Guarding against the internet of troubles

01 December 2017
The Cyber Security Foundry launch (left to right - Paul Ash, Director of the National Cyber Policy Office, Professor Steven Galbraith, Associate Professor Alexandra Sims, Professor John Hosking, Dean of Science and Associate Professor Giovanni Russello)
The Cyber Security Foundry launch (left to right - Paul Ash, Director of the National Cyber Policy Office, Professor Steven Galbraith, Associate Professor Alexandra Sims, Professor John Hosking, Dean of Science and Associate Professor Giovanni Russello)

In a world where we will have 30 billion internet capable devices by 2020, the ‘internet of things’ is more accurately the ‘internet of troubles’ for those in cyber security trying to stay ahead of the game.

“The internet of things – the network of devices, home appliances and vehicles that can talk to each other – is leading us towards a smarter way in which to run our lives,” says Associate Professor Giovanni Russello from the University of Auckland’s Faculty of Science.

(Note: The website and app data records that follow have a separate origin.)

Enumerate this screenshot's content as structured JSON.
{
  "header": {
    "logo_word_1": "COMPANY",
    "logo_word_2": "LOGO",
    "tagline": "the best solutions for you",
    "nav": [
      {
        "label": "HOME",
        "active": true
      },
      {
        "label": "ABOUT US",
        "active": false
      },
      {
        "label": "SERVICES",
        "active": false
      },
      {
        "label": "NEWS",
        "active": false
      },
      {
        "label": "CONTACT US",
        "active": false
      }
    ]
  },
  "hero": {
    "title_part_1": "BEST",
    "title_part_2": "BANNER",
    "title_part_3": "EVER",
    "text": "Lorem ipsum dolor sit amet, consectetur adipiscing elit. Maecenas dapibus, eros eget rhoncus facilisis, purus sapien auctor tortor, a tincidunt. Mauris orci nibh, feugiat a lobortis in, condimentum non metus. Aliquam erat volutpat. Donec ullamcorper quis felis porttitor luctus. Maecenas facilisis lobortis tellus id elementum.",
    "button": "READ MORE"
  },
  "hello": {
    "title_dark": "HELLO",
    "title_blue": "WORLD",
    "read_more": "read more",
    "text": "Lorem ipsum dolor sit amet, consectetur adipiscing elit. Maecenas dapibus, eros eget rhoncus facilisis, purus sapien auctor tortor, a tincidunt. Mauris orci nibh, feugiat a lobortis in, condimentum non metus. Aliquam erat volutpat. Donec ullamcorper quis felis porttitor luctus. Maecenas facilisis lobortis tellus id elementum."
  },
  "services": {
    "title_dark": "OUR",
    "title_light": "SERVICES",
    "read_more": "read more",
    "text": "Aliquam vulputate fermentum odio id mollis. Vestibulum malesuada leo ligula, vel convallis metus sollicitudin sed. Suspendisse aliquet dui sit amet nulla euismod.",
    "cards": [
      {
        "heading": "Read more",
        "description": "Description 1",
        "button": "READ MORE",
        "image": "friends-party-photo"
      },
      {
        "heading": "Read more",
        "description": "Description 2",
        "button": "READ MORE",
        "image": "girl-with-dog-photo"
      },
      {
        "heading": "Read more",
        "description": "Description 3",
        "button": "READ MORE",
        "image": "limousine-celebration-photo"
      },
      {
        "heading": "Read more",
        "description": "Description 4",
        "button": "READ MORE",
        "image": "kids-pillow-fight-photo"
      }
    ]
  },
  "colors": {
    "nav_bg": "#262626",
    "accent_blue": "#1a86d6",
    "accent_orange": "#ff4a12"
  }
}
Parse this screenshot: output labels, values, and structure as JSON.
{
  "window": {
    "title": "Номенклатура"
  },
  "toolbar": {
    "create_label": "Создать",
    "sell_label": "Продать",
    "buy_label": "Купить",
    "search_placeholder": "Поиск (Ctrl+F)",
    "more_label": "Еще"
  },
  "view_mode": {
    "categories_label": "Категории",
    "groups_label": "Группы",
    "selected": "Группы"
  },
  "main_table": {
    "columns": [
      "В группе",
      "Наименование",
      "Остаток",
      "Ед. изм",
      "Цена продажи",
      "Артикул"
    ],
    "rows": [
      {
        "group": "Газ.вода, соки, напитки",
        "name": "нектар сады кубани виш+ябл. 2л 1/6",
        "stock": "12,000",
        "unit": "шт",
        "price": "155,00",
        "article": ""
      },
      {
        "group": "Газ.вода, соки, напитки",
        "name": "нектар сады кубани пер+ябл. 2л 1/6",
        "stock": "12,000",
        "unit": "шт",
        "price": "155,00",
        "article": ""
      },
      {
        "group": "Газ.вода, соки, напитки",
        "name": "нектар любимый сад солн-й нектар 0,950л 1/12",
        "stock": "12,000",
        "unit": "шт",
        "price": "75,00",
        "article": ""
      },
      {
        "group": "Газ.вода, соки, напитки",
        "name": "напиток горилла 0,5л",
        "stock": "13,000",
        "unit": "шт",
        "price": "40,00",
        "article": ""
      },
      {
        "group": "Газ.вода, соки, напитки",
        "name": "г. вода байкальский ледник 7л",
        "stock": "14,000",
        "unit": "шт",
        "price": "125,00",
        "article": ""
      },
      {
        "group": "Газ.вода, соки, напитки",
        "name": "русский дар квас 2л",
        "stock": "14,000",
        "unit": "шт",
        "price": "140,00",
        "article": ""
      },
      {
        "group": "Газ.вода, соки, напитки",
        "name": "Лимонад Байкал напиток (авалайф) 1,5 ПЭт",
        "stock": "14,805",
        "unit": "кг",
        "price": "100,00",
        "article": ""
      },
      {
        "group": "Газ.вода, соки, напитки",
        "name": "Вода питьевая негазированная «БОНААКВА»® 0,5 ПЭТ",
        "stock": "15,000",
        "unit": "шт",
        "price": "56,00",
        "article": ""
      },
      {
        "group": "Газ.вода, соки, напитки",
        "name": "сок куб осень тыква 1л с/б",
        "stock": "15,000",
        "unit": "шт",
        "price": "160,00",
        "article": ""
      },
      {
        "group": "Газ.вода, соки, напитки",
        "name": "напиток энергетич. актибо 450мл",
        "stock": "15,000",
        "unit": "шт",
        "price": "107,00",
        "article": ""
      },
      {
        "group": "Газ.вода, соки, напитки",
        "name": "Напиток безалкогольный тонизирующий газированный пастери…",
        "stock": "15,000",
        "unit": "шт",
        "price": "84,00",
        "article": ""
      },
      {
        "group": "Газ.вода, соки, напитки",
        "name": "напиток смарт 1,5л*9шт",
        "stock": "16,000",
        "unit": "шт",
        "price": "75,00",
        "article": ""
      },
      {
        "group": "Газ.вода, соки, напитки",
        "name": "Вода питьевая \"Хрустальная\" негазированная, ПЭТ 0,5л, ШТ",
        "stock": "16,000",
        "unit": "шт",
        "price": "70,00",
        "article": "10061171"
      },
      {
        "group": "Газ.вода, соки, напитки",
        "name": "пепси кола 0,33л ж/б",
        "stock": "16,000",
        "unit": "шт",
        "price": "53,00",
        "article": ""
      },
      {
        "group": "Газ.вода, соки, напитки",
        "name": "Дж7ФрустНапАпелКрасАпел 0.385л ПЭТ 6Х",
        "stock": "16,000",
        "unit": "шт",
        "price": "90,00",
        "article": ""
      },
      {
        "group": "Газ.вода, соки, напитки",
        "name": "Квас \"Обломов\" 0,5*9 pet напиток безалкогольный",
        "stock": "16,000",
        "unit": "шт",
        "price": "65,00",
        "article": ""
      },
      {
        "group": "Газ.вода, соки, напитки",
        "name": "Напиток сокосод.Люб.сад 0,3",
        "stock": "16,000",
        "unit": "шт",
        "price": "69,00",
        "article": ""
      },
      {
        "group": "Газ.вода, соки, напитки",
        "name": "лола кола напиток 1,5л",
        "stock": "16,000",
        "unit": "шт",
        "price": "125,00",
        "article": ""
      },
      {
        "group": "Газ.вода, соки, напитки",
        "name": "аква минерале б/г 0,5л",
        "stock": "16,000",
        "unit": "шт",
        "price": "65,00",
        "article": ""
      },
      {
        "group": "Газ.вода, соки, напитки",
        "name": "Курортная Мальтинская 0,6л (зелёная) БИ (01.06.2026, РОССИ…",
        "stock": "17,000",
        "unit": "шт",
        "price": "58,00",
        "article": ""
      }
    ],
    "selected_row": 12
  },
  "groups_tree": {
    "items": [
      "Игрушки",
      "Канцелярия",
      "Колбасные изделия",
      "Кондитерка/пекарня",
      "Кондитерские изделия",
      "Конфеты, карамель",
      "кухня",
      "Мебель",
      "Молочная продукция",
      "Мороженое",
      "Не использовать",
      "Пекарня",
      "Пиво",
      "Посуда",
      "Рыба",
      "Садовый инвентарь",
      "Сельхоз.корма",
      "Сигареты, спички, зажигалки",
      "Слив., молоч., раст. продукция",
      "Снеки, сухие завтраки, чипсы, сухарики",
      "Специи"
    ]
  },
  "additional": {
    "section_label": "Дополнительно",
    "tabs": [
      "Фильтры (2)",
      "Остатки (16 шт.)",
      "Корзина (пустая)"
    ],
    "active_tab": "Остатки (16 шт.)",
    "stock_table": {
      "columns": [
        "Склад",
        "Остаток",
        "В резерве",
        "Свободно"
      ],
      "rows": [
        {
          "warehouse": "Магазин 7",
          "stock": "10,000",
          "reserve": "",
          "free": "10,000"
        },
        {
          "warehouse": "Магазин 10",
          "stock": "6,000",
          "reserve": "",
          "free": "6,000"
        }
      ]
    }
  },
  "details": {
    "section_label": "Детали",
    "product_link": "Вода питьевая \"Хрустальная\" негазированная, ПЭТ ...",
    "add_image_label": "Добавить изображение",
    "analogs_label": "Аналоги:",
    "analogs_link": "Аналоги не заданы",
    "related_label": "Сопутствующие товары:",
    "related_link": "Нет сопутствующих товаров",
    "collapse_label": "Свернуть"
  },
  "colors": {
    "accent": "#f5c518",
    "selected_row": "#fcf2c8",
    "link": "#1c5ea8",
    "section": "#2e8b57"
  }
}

“However, it also increases the number of paths malicious entities can navigate to penetrate an organisation and its networks.

“Currently, the lack of standardisation for hardware and software makes things even cloudier. Software deployed into 'internet of things' devices is often proprietary and rigged with vulnerabilities.

“Other devices can ‘listen in’ on the conversations and extract information that can be used maliciously – even your ‘smart’ fridge can be used for a ‘man in the middle’ attack.”

This is where the new Cyber Security Foundry comes in.

Launched on 29 November during Cyber Smart Week, the Foundry, led by Associate Professor Giovanni Russello, Professor Steven Galbraith and Associate Professor Alexandra Sims, intends to develop more secure and resilient infrastructures for all our futures.

The group will draw on the combined expertise of researchers in science, engineering, law and business to work on real-world problems and support industry and other organisations against cyber security threats.

Alex Sims' speciality is blockchain – a continuously growing list of records or data called ‘blocks’, which are secured using cryptography and inherently resistant to modification.

“Email is appallingly insecure and blockchain provides greater protection than current security systems,” she says. “Governments including Australia and the United Kingdom and multi-national corporations such as IBM and Microsoft are already pouring money into the development of blockchain technology.”

Steven Galbraith’s work anticipates a world where quantum computers (which use qubits rather than binary ones and zeros) are the norm.

“The technology is still another 15 to 20 years away, but once it is widely available quantum computers will be able to break all currently used public key cryptosystems,” he explains. “We need to start the preparatory work now to develop the tools to secure the internet in the future.”

Paul Ash, Director of the National Cyber Policy Office says he is pleased to see the launch of a centre dedicated to new and exciting industry-focused research.

“Collaborative work between government, business and research institutions will make us all stronger,” he says. “We need to lift New Zealand’s cyber security capability to protect ourselves and our data, and partnerships like the Foundry are essential to achieving this.

“You need a smart pool of academics backing up work in the cyber security area, so that security is ‘baked’ into the ‘internet of things’. Having researchers working alongside industry delivers outcomes that are better than that sum of their parts.”

Mr Ash says geographical isolation is no protection against information security. “We are moving at speed towards smart homes and smart cities – we need to be sure we can do that securely.”

The Cyber Security Foundry will create a stimulating environment for research, the dissemination of research and the next generation of cyber security practitioners. The Foundry will be hosting its first forum on 21 February 2018.

For more information contact the Cyber Security Foundry.